- Maintain a positive attitude toward running by keeping track of at least one small success each workout.
Surely, there will be slumps. There will be days I don’t feel like getting out of bed. However, I want to keep a record of the good things I’ve done and celebrate those rather than focus on what I can’t or didn’t do. This is clearly measurable as I’ll have something in front of me to track. It also is relevant because each small success clearly relates to my larger goal.
- If I get down, I’ll visualize crossing the finish line in Central Park. My kids screaming for me. The crowd noise. The wash of blue and orange in the crisp November air. It’s so going to be worth it to feel that pride.
It’s not enough to say you want to cross the finish line. It’s better to be specific. Why do you want to cross? What do you hope will happen on the other side? Setting goals for how you will respond to adversity is a compassionate way to quell those nagging fears that keep you up at night.
- I’ll reflect and readjust on Sundays and share these tweaks with my supporters.
Right now I have Sundays slated for my long runs. I know I’ll be ready to assess the week ahead after that’s out of the way. I’ll try to arrange day care or appointments on this day and be sure to clue key people in on what will need to be done. I’ll also use this day to plan out which fun classes or cross-training I’ll do that week. This goal is time bound. I have a set deadline each week instead of waiting until an emergency or race day to realize that I should have changed course.
- Go outside my comfort zone to connect with new running buds.
I have a cute little posse of ladies that I run with on Saturdays at the YMCA, but I know that most of them are not planning on running a fall marathon.
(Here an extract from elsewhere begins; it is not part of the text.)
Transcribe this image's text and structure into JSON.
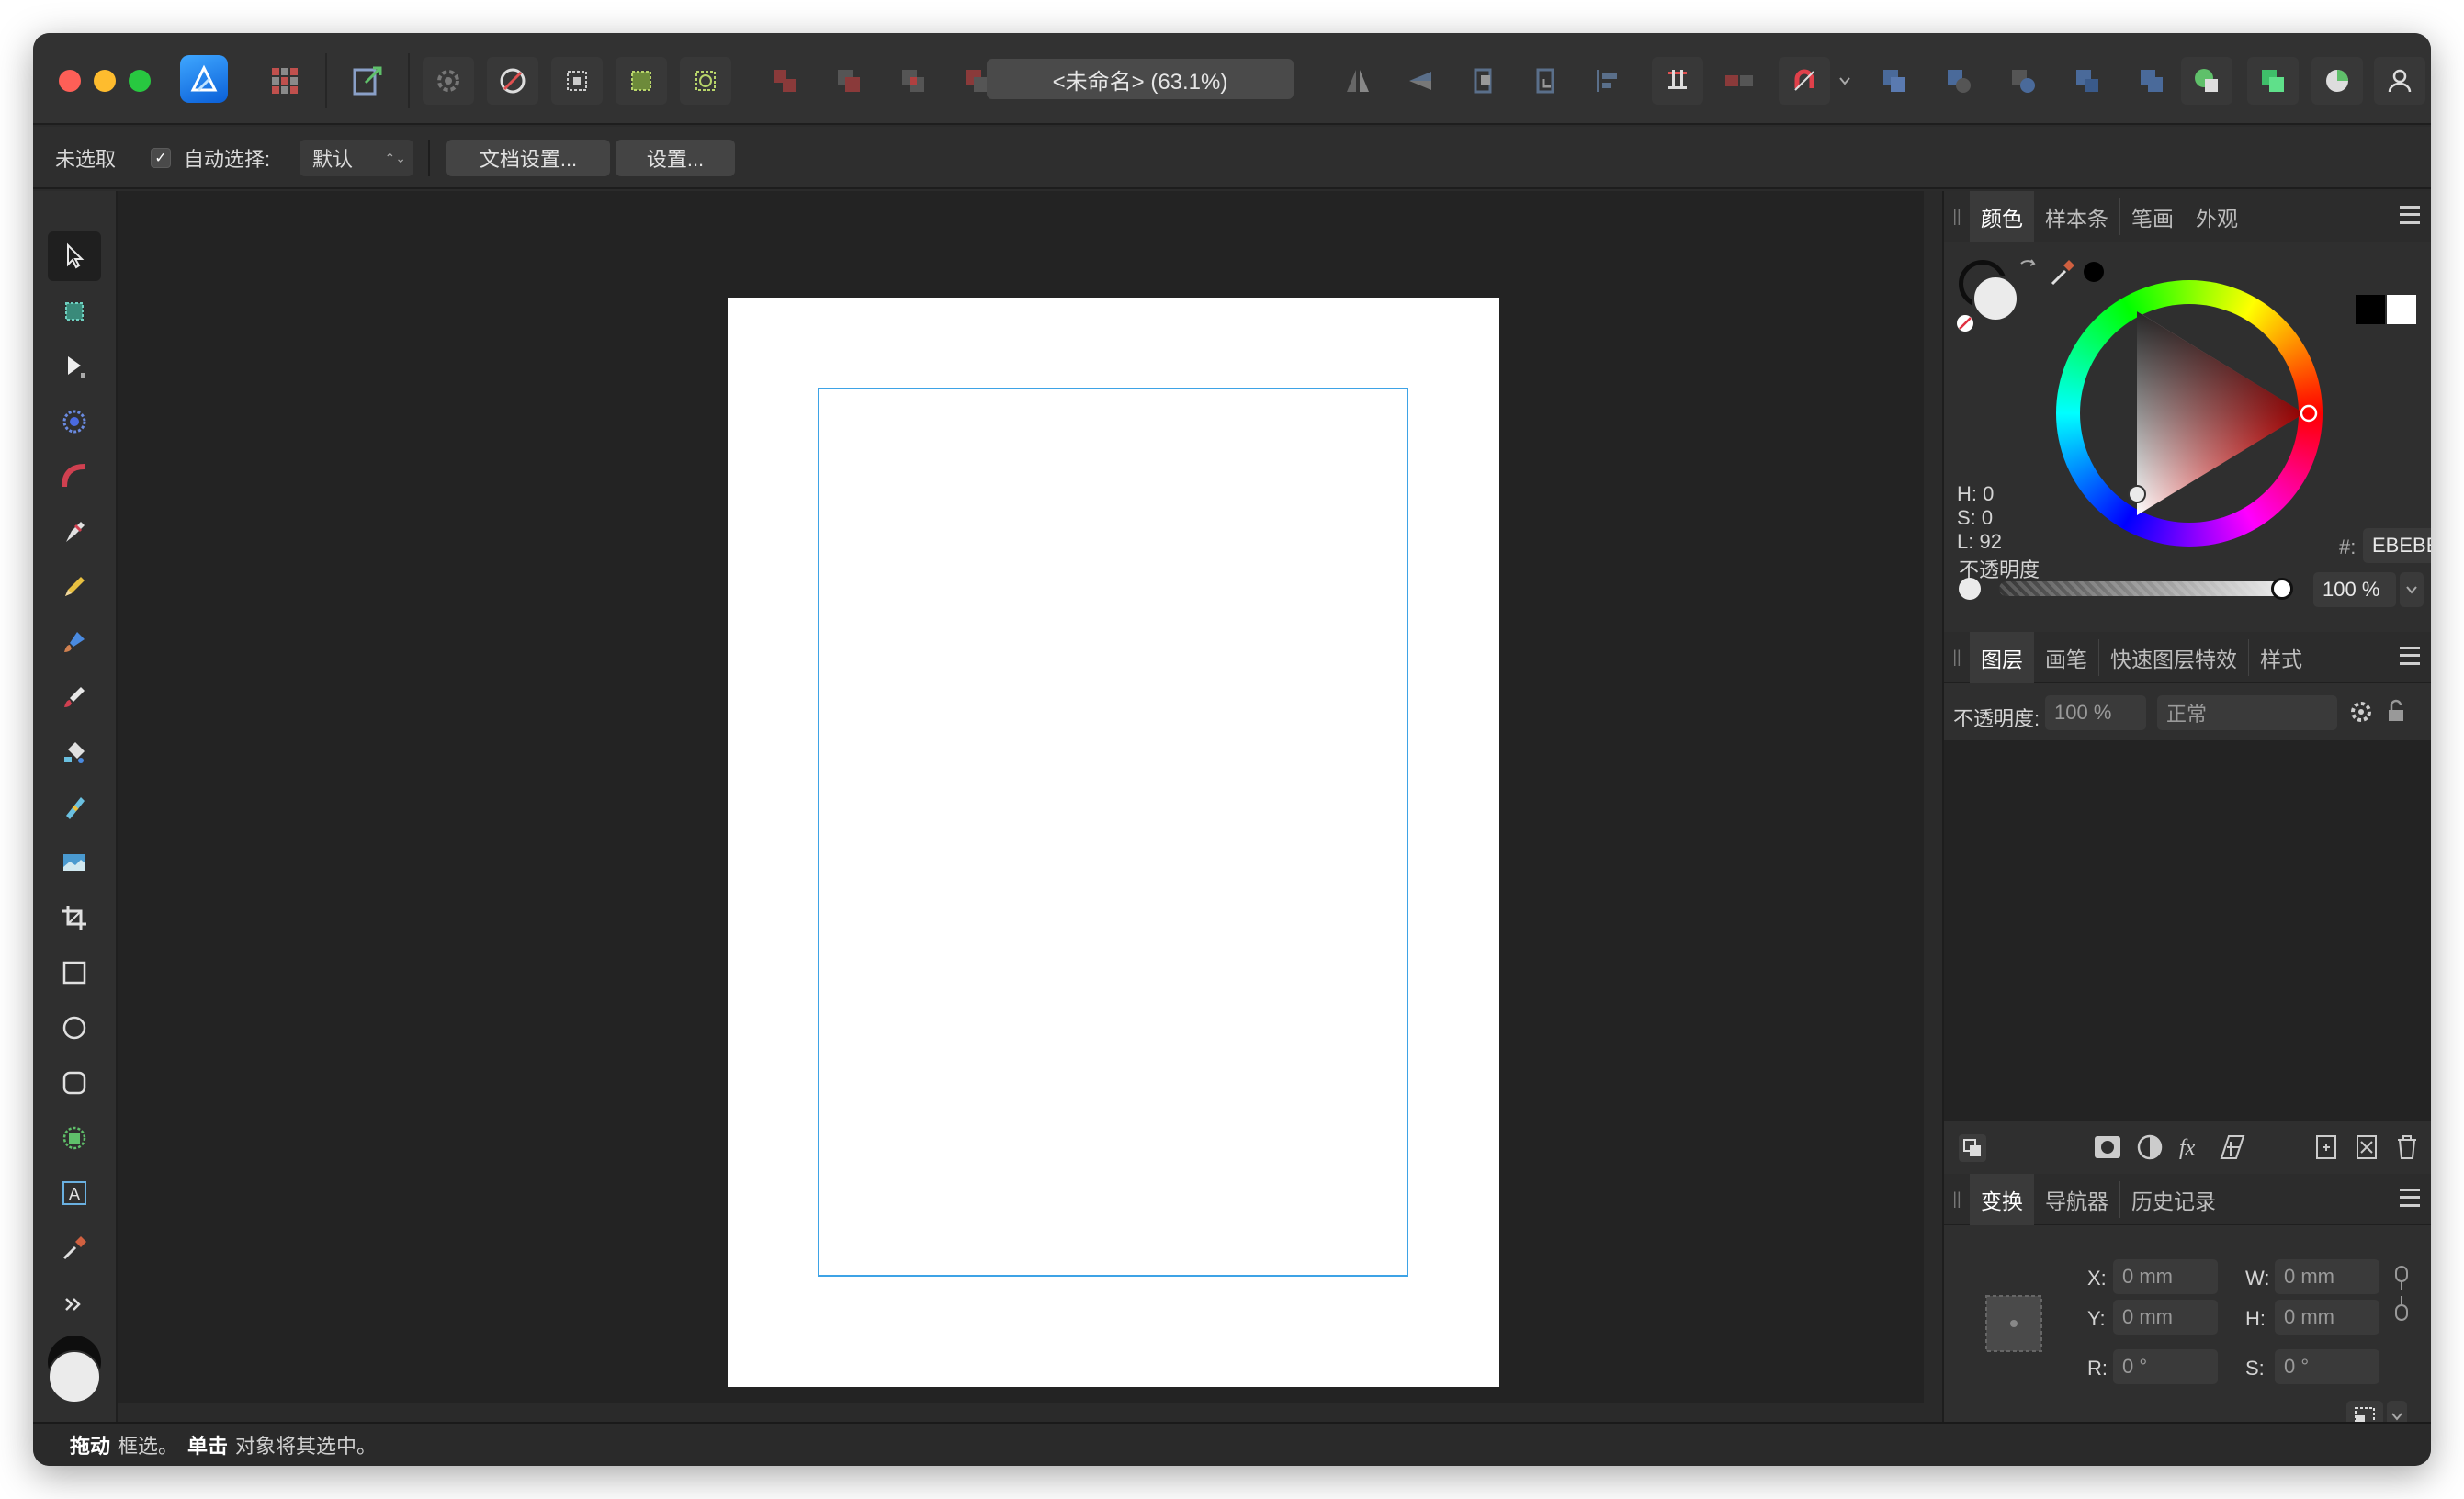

I really need to get out of my own head, stop being so solitary, and try to arrange some group runs with other fall marathoners. I’ve already crossed off a piece of this goal since I applied to write for Salty Running. Score!
- Be present and fully aware of my body and my surroundings during the amazing 2014 NYC Marathon
Of course I want to finish this race, but it’s so much more important to me that I enjoy running it. I will only have one first marathon and this might be my one and only. If I want to reach an arbitrary time goal, I can run our local flat and fast marathon. This race is all about seeing 26.2 miles of New York City as only a select few (thousand) can– on foot!
Comparing my old goal to the new goals, it’s easy to see how they’re not just SMART, they’re smarter! At the end of the race, it’s not all about the result; it’s also about the successes you achieve along the way. My old goal now seems very far away and even a little risky. What if I don’t finish? What if something happened that prevented me from racing hard, or–knock on wood–racing at all? Would I feel like a complete failure? How would I feel in the middle of the summer when the race was still months away? By setting SMART goals, we can reach some mini-triumphs to keep the motivation up throughout the entire training cycle.
What you get by achieving your goals is not as important as what you become by achieving your goals.” – Henry David Thoreau
What is your current running goal? How could you change that goal to make it SMARTer?